WHAT IS BEING ASKED
Look through the lines below, find those with the word "title", and copy them.

DATA SHOWN
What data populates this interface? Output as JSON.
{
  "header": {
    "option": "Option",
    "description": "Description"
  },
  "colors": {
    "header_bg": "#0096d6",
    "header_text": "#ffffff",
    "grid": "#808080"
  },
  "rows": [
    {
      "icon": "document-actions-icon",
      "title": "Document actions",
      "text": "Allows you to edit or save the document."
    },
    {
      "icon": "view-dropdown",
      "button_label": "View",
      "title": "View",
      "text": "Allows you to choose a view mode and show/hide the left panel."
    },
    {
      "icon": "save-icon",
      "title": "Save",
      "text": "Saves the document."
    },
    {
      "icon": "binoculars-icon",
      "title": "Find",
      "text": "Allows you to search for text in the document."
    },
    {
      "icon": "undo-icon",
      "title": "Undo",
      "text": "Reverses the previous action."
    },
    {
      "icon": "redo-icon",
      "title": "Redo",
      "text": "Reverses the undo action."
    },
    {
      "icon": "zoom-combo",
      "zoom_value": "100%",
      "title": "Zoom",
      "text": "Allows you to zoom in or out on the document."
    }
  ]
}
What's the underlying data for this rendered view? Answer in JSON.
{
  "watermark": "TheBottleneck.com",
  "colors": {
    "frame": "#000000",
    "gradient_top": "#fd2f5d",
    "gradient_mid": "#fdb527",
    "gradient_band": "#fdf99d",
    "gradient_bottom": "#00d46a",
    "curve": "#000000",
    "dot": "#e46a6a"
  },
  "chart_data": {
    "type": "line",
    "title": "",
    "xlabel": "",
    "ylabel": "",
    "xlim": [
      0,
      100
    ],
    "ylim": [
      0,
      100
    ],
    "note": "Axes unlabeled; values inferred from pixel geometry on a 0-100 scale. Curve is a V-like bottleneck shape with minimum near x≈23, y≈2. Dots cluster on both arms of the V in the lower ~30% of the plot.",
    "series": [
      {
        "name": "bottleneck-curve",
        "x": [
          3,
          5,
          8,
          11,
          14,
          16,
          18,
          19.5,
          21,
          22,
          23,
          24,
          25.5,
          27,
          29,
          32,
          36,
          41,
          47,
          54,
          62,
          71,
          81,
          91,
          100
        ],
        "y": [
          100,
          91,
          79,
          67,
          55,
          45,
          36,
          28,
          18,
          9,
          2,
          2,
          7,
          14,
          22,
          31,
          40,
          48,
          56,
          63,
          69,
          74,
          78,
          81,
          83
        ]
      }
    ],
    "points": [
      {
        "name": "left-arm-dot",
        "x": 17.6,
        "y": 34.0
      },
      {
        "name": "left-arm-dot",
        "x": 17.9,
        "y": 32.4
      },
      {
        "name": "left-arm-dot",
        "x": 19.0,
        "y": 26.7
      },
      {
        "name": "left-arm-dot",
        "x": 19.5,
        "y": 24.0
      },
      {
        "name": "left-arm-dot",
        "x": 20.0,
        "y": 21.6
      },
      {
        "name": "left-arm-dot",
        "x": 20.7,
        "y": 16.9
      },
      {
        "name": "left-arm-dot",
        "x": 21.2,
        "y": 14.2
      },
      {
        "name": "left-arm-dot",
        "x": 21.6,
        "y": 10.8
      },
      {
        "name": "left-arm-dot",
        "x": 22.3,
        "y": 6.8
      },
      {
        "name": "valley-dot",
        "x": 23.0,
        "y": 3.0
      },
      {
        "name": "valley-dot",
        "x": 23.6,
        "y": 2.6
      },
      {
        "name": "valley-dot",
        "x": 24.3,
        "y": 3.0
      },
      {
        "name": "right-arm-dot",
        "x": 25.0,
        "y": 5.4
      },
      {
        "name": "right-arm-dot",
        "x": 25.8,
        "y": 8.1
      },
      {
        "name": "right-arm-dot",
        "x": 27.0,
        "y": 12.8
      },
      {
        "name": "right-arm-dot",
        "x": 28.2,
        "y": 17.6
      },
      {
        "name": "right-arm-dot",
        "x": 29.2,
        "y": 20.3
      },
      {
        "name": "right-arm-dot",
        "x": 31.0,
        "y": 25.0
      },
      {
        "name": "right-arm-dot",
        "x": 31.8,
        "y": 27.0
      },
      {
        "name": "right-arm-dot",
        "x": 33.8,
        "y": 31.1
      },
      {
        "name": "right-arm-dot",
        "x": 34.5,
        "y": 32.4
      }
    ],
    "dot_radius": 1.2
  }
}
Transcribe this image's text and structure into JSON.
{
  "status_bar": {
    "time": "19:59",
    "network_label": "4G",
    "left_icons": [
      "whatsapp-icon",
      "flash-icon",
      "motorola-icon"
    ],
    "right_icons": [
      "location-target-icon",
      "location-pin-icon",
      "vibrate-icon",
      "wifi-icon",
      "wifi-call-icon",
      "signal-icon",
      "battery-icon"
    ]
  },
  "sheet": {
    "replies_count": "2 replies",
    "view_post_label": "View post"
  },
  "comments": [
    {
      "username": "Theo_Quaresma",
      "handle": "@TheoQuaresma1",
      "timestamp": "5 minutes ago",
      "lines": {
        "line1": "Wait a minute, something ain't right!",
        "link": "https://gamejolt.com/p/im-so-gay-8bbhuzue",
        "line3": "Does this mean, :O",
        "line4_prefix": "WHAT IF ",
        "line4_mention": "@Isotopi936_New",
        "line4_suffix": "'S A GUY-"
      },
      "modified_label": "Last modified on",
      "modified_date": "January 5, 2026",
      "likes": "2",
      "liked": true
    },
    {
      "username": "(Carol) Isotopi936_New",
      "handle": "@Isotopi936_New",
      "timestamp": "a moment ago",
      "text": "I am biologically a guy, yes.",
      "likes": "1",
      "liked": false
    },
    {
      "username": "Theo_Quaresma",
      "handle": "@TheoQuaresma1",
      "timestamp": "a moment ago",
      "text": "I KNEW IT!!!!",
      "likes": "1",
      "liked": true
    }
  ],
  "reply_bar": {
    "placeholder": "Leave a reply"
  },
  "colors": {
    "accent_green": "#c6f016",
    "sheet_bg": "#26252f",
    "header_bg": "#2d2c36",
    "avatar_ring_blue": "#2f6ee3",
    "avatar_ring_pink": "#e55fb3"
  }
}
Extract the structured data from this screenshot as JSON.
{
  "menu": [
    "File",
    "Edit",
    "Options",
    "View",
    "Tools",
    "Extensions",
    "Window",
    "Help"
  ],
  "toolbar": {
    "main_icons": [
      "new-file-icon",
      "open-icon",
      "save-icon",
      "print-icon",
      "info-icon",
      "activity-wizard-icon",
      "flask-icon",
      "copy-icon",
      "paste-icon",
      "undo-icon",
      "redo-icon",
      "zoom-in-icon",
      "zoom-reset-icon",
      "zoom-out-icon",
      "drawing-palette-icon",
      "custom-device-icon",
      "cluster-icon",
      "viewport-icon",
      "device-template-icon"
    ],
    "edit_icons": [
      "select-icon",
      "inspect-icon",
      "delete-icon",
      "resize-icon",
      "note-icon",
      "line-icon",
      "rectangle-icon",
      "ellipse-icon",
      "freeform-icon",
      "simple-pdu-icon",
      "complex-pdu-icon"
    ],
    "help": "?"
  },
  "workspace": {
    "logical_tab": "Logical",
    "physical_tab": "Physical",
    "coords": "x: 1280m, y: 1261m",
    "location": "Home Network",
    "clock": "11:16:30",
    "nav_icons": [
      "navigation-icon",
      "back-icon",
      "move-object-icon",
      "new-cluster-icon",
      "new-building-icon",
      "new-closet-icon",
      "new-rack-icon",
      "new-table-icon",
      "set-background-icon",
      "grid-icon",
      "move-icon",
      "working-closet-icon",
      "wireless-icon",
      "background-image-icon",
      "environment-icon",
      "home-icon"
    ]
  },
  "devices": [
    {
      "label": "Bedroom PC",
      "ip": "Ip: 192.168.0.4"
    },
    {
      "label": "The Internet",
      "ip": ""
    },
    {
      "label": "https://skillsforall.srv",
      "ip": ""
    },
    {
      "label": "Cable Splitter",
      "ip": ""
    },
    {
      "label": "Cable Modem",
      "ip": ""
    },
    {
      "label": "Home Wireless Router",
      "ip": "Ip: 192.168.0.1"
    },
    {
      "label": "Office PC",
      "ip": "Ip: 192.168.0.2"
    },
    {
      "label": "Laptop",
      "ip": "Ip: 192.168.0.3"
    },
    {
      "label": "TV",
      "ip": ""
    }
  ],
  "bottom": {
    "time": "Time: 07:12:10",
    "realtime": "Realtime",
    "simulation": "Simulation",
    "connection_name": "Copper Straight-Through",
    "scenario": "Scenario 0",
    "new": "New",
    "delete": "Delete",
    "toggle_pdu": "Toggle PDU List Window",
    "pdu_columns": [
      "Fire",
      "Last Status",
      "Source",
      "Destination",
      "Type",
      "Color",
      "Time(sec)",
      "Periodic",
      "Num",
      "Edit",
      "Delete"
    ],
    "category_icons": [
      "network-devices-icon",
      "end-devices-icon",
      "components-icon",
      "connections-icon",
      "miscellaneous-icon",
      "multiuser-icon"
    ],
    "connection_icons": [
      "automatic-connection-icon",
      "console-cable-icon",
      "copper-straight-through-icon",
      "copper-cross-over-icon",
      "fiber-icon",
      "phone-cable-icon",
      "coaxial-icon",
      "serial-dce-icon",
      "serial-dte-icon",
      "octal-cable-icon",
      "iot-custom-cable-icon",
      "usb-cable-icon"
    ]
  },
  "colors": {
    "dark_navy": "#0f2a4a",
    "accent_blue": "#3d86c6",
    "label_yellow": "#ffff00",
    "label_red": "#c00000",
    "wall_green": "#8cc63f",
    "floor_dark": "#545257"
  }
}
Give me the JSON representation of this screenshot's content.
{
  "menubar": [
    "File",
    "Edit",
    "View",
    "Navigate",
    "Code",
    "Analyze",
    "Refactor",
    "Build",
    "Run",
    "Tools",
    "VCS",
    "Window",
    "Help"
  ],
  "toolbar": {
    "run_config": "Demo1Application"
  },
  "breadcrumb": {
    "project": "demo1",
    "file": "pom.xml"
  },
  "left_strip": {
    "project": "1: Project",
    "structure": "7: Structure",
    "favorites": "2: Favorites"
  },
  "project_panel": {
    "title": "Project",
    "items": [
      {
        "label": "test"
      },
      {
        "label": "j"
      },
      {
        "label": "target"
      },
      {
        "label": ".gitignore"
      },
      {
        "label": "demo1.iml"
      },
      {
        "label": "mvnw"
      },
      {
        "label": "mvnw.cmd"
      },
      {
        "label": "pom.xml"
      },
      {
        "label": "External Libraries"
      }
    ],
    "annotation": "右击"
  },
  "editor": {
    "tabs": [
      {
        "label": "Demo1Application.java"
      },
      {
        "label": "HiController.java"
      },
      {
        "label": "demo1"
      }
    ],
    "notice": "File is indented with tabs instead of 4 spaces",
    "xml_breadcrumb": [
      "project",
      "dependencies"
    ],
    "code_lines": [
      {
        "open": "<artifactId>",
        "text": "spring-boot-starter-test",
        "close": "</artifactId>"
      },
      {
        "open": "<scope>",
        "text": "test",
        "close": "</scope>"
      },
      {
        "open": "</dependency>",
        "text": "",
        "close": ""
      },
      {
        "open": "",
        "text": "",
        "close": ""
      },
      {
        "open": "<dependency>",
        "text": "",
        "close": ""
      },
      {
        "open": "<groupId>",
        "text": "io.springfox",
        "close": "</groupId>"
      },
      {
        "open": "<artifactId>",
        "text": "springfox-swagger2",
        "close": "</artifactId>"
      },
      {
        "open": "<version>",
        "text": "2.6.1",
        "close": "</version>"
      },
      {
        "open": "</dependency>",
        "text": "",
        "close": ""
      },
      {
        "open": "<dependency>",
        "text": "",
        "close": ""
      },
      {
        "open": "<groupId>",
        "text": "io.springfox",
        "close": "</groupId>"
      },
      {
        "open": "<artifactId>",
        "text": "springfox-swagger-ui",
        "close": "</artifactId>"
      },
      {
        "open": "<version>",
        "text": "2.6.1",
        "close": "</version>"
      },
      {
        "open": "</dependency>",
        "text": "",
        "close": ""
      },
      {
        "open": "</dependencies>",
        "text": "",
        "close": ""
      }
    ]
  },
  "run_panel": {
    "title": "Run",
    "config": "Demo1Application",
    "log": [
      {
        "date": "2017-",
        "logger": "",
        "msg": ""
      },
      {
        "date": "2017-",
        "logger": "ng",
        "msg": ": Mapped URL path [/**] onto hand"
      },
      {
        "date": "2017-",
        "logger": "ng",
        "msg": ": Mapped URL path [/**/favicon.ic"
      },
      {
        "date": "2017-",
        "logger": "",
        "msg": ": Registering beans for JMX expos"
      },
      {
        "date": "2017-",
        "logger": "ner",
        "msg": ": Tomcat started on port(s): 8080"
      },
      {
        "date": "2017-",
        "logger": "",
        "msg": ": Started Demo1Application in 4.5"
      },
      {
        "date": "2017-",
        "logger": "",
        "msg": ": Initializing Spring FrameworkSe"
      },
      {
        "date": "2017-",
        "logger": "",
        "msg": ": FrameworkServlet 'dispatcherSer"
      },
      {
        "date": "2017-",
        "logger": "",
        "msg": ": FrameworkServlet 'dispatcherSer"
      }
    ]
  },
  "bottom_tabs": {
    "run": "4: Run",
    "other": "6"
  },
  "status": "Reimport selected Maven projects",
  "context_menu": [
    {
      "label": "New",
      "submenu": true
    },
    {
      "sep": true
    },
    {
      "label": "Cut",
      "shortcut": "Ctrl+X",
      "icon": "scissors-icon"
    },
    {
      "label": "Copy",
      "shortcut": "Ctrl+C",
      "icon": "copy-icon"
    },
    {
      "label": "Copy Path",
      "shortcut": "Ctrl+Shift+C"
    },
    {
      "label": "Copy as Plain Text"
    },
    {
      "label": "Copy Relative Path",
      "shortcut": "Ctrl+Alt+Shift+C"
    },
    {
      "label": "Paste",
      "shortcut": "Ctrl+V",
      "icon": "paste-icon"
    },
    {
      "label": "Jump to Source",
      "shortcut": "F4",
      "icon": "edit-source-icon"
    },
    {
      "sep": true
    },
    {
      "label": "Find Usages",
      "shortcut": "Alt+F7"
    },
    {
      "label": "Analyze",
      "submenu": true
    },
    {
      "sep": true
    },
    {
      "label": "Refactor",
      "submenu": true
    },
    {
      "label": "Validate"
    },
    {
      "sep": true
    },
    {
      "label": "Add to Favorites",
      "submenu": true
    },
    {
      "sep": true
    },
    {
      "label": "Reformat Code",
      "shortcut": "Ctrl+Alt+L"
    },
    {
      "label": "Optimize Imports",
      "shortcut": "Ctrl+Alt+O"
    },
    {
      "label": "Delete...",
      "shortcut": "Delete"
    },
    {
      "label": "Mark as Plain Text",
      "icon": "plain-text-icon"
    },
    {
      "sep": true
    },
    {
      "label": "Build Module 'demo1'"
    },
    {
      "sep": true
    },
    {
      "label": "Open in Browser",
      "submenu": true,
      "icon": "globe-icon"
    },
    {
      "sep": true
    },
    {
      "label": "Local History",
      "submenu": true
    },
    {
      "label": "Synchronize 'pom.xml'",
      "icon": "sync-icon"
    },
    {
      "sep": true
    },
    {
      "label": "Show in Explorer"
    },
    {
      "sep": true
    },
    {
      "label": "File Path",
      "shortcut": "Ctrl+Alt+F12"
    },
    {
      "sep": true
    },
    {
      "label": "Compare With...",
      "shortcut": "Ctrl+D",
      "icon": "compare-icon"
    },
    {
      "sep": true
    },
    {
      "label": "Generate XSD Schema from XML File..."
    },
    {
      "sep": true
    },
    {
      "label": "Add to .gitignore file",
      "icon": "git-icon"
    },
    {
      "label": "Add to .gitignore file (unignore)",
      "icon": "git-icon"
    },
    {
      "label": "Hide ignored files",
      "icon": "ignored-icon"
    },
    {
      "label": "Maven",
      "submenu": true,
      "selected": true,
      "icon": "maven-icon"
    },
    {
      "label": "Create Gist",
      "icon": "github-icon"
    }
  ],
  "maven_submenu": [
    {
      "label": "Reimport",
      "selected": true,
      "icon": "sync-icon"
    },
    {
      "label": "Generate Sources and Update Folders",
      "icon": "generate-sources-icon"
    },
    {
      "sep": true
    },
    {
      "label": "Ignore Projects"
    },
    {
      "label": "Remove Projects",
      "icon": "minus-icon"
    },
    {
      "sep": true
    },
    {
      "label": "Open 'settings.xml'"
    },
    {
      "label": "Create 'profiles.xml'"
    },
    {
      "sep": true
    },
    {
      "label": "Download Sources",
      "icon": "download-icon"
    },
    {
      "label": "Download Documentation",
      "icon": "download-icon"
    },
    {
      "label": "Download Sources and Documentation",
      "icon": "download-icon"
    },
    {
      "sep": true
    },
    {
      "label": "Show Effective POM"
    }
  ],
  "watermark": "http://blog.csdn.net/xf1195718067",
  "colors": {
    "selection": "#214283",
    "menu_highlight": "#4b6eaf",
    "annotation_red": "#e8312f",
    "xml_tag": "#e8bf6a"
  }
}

RESPONSE AREA
      "title": "Document actions",
      "title": "View",
      "title": "Save",
      "title": "Find",
      "title": "Undo",
      "title": "Redo",
      "title": "Zoom",
    "title": "",
    "title": "Project",
    "title": "Run",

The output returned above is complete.